Work instruction: The expected answer is all of the entries, written out exactly.

Dataset entries
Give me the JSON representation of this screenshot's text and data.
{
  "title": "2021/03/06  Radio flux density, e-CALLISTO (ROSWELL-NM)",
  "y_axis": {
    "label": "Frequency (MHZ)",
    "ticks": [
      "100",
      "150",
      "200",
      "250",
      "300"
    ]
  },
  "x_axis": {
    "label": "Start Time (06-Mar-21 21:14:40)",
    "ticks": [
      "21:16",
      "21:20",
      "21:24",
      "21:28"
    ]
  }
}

Result:
Give me the JSON representation of this screenshot's text and data.
{
  "title": "2021/03/06  Radio flux density, e-CALLISTO (ROSWELL-NM)",
  "y_axis": {
    "label": "Frequency (MHZ)",
    "ticks": [
      "100",
      "150",
      "200",
      "250",
      "300"
    ]
  },
  "x_axis": {
    "label": "Start Time (06-Mar-21 21:14:40)",
    "ticks": [
      "21:16",
      "21:20",
      "21:24",
      "21:28"
    ]
  }
}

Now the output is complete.